Lunch meat could beef up retailer profits, Nielsen says
Lunch meat is a convenient protein staple and a $9-billion category in the U.S., yet it has declined in terms of dollars and volume sales during the past year, according to recent Nielsen research.
The data analytics company suggested retailers and manufacturers may be able to reverse that trend by keying into consumer behavior regarding choices between deli and packaged meats.
Nielsen pointed out that packaged lunch meat brands could focus more on their fresh aspects and associate more with fresh products to enhance sales.
Today's consumers want convenient protein options, which is one of lunch meat's major assets. However, meat cut at the deli and prepackaged meat serve different consumers with different priorities. The important thing is to serve and retain both.
Nielsen noted that 52% of lunch meat buyers spend the majority of their money on packaged items. While deli lunch meat buyers are a smaller group, they spend more overall. This could be a reflection either of higher prices at the deli area or the fact that deli shoppers tend to buy a greater quantity of product per trip.
There are also priority differences between deli and packaged lunch meat shoppers. Deli meat shoppers pay the most attention to flavor and customization, while the others find price and packaging to be the most important. Retailers should craft messages to reflect these differences and focus on the different groups' concerns.

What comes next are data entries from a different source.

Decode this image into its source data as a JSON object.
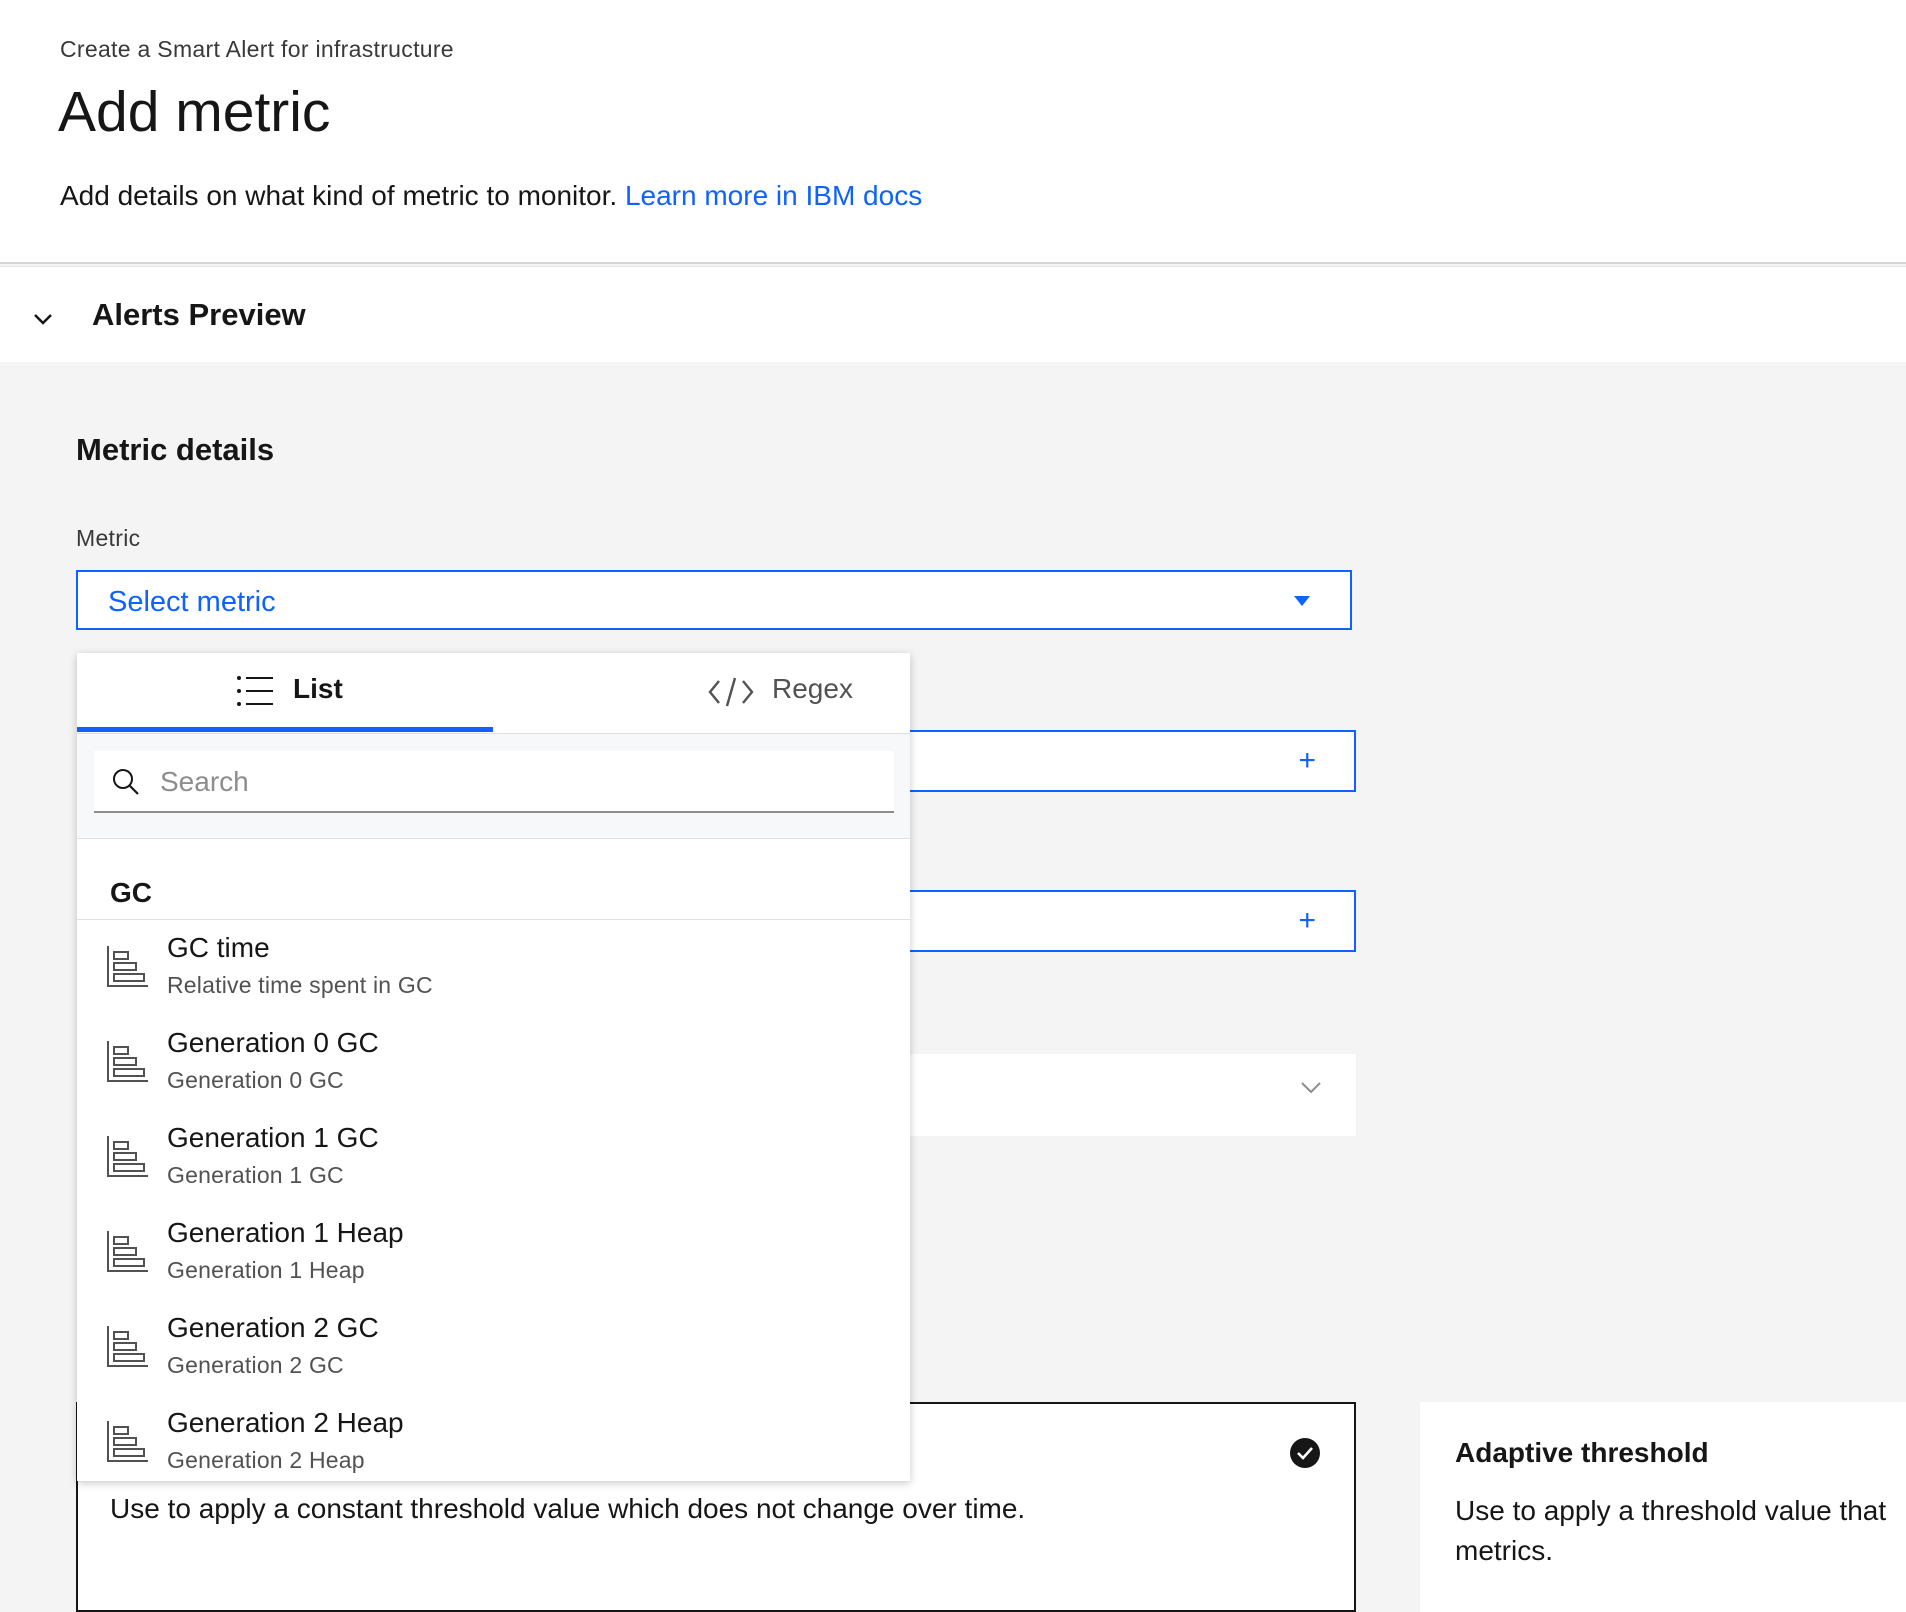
{
  "header": {
    "eyebrow": "Create a Smart Alert for infrastructure",
    "title": "Add metric",
    "description": "Add details on what kind of metric to monitor.",
    "link_text": "Learn more in IBM docs"
  },
  "preview": {
    "title": "Alerts Preview"
  },
  "metric_details": {
    "title": "Metric details",
    "metric_label": "Metric",
    "select_placeholder": "Select metric"
  },
  "dropdown": {
    "tabs": [
      {
        "label": "List",
        "icon": "list-icon",
        "selected": true
      },
      {
        "label": "Regex",
        "icon": "code-icon",
        "selected": false
      }
    ],
    "search_placeholder": "Search",
    "group": "GC",
    "items": [
      {
        "name": "GC time",
        "description": "Relative time spent in GC",
        "icon": "bar-chart-icon"
      },
      {
        "name": "Generation 0 GC",
        "description": "Generation 0 GC",
        "icon": "bar-chart-icon"
      },
      {
        "name": "Generation 1 GC",
        "description": "Generation 1 GC",
        "icon": "bar-chart-icon"
      },
      {
        "name": "Generation 1 Heap",
        "description": "Generation 1 Heap",
        "icon": "bar-chart-icon"
      },
      {
        "name": "Generation 2 GC",
        "description": "Generation 2 GC",
        "icon": "bar-chart-icon"
      },
      {
        "name": "Generation 2 Heap",
        "description": "Generation 2 Heap",
        "icon": "bar-chart-icon"
      }
    ]
  },
  "threshold": {
    "static_description": "Use to apply a constant threshold value which does not change over time.",
    "adaptive_title": "Adaptive threshold",
    "adaptive_description_line1": "Use to apply a threshold value that",
    "adaptive_description_line2": "metrics."
  },
  "colors": {
    "accent": "#0f62fe",
    "text": "#161616",
    "secondary_text": "#525252",
    "background": "#f4f4f4"
  }
}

Deli meat customers are already in one of the most popular areas of the store, offering seemingly endless possibilities for customization. According to a 2016 sales review of the deli counter published in Winsight Grocery Business, while more people are buying deli prepared foods, meats still comprise a fifth of deli counter sales. Meat cut to order for consumers gives the feel of customization and freshness.

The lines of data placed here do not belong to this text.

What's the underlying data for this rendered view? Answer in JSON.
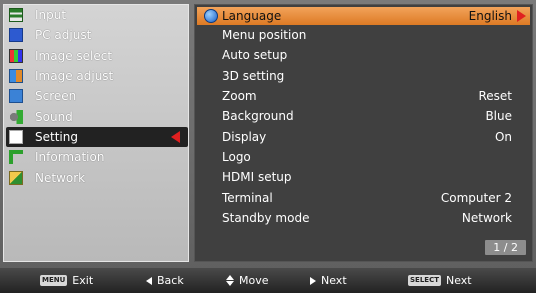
{
  "left_menu": {
    "items": [
      {
        "label": "Input",
        "icon": "input-icon"
      },
      {
        "label": "PC adjust",
        "icon": "pc-adjust-icon"
      },
      {
        "label": "Image select",
        "icon": "image-select-icon"
      },
      {
        "label": "Image adjust",
        "icon": "image-adjust-icon"
      },
      {
        "label": "Screen",
        "icon": "screen-icon"
      },
      {
        "label": "Sound",
        "icon": "sound-icon"
      },
      {
        "label": "Setting",
        "icon": "setting-icon",
        "selected": true
      },
      {
        "label": "Information",
        "icon": "information-icon"
      },
      {
        "label": "Network",
        "icon": "network-icon"
      }
    ]
  },
  "settings": {
    "items": [
      {
        "label": "Language",
        "value": "English",
        "highlighted": true
      },
      {
        "label": "Menu position",
        "value": ""
      },
      {
        "label": "Auto setup",
        "value": ""
      },
      {
        "label": "3D setting",
        "value": ""
      },
      {
        "label": "Zoom",
        "value": "Reset"
      },
      {
        "label": "Background",
        "value": "Blue"
      },
      {
        "label": "Display",
        "value": "On"
      },
      {
        "label": "Logo",
        "value": ""
      },
      {
        "label": "HDMI setup",
        "value": ""
      },
      {
        "label": "Terminal",
        "value": "Computer 2"
      },
      {
        "label": "Standby mode",
        "value": "Network"
      }
    ],
    "page": "1 / 2"
  },
  "bottom_bar": {
    "exit_key": "MENU",
    "exit_label": "Exit",
    "back_label": "Back",
    "move_label": "Move",
    "next_label": "Next",
    "select_key": "SELECT",
    "select_next_label": "Next"
  },
  "colors": {
    "highlight": "#e88a38",
    "selected_bg": "#222222",
    "arrow": "#e02020"
  }
}
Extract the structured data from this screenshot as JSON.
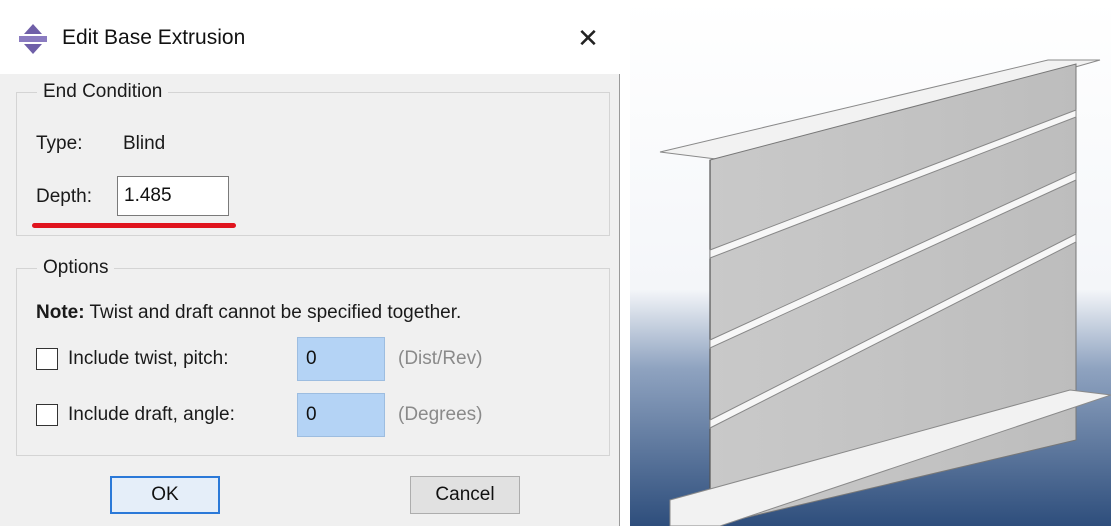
{
  "dialog": {
    "title": "Edit Base Extrusion",
    "close_glyph": "✕",
    "end_condition": {
      "legend": "End Condition",
      "type_label": "Type:",
      "type_value": "Blind",
      "depth_label": "Depth:",
      "depth_value": "1.485"
    },
    "options": {
      "legend": "Options",
      "note_bold": "Note:",
      "note_text": "Twist and draft cannot be specified together.",
      "twist": {
        "label": "Include twist, pitch:",
        "value": "0",
        "unit": "(Dist/Rev)",
        "checked": false
      },
      "draft": {
        "label": "Include draft, angle:",
        "value": "0",
        "unit": "(Degrees)",
        "checked": false
      }
    },
    "buttons": {
      "ok": "OK",
      "cancel": "Cancel"
    }
  },
  "colors": {
    "highlight_underline": "#e0141e",
    "input_highlight": "#b4d3f5",
    "viewport_background_top": "#ffffff",
    "viewport_background_bottom": "#2e4e7c",
    "model_surface": "#c4c4c4"
  },
  "viewport": {
    "description_icon": "extruded-i-beam-with-stiffeners-model"
  }
}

Consumers are not only focused on fresh and healthy products, but they are increasingly looking for antibiotic-free, hormone-free and nitrate-free packaged and deli meats. Meat producers are responding this trend by developing the cleanest labels they can while still producing safe and affordable products — though prepackaged deli meats are often thought to contain more preservatives, sodium or chemicals.
Changes to formulas and preservatives may not be enough if consumers don't understand what they mean. According to Label Insight, 35% of consumers don't purchase items if the ingredients confuse them, and 54% would pay more for products listing ingredients they understand. While ingredient lists are readily on the package for prepackaged meats, they're available behind the counter at the deli. Many common ingredients sound like they're more chemical than natural — and may detract potential buyers. Language on the labels and at the deli counter may help consumers understand what they may be buying.

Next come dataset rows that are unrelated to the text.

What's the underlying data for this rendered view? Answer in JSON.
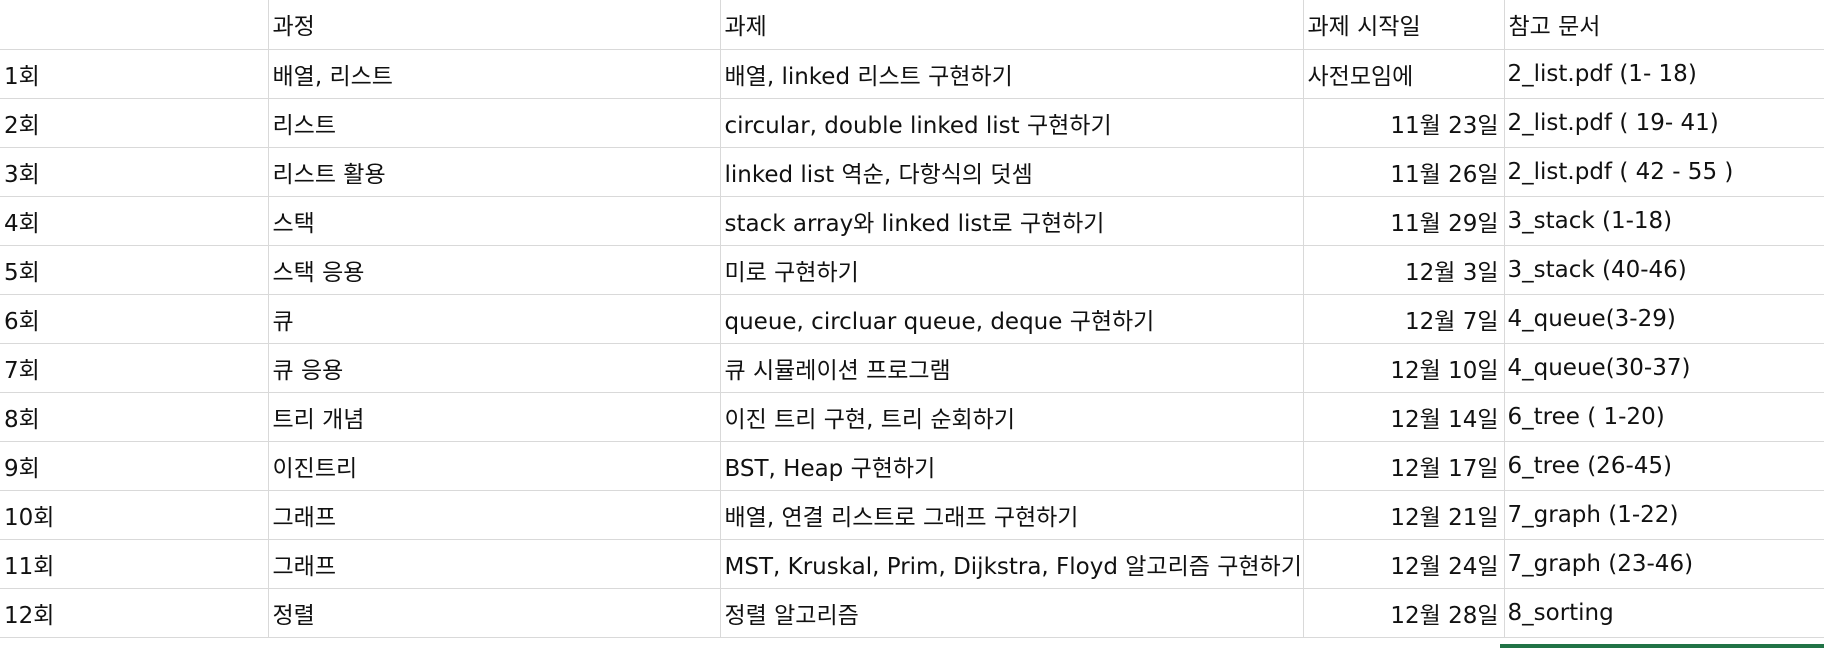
{
  "headers": [
    "",
    "과정",
    "과제",
    "과제 시작일",
    "참고 문서"
  ],
  "rows": [
    [
      "1회",
      "배열, 리스트",
      "배열, linked 리스트 구현하기",
      "사전모임에",
      "2_list.pdf (1- 18)"
    ],
    [
      "2회",
      "리스트",
      "circular, double linked list 구현하기",
      "11월 23일",
      "2_list.pdf ( 19- 41)"
    ],
    [
      "3회",
      "리스트 활용",
      "linked list 역순, 다항식의 덧셈",
      "11월 26일",
      "2_list.pdf ( 42 - 55 )"
    ],
    [
      "4회",
      "스택",
      "stack array와 linked list로 구현하기",
      "11월 29일",
      "3_stack (1-18)"
    ],
    [
      "5회",
      "스택 응용",
      "미로 구현하기",
      "12월 3일",
      "3_stack (40-46)"
    ],
    [
      "6회",
      "큐",
      "queue, circluar queue, deque 구현하기",
      "12월 7일",
      "4_queue(3-29)"
    ],
    [
      "7회",
      "큐 응용",
      "큐 시뮬레이션 프로그램",
      "12월 10일",
      "4_queue(30-37)"
    ],
    [
      "8회",
      "트리 개념",
      "이진 트리 구현, 트리 순회하기",
      "12월 14일",
      "6_tree ( 1-20)"
    ],
    [
      "9회",
      "이진트리",
      "BST, Heap 구현하기",
      "12월 17일",
      "6_tree (26-45)"
    ],
    [
      "10회",
      "그래프",
      "배열, 연결 리스트로  그래프 구현하기",
      "12월 21일",
      "7_graph (1-22)"
    ],
    [
      "11회",
      "그래프",
      "MST, Kruskal, Prim, Dijkstra, Floyd 알고리즘 구현하기",
      "12월 24일",
      "7_graph (23-46)"
    ],
    [
      "12회",
      "정렬",
      "정렬 알고리즘",
      "12월 28일",
      "8_sorting"
    ]
  ]
}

The key for retailers and processors is to understand consumer motivations and harness that information with in-store policies and practices. The right mix of promotions, messaging and products can keep both categories top of mind for consumers looking for a convenient protein source, no matter which area of the store they're in. Product sampling is an easy and eye-catching way for retailers to get consumers' attention, and advertising products that pair well with lunch meat on adjacent signage could help nudge shoppers that are on the fence.
Keeping consumer health top of mind is also important. There have been several reports decrying the health value of processed meats — especially a 2015 World Health Organization report that says they can cause cancer. Letting consumers know that products contain fewer harmful chemicals creates a selling point for lunch meat options as well as a reason for them to return to a retailer that provides that kind of information.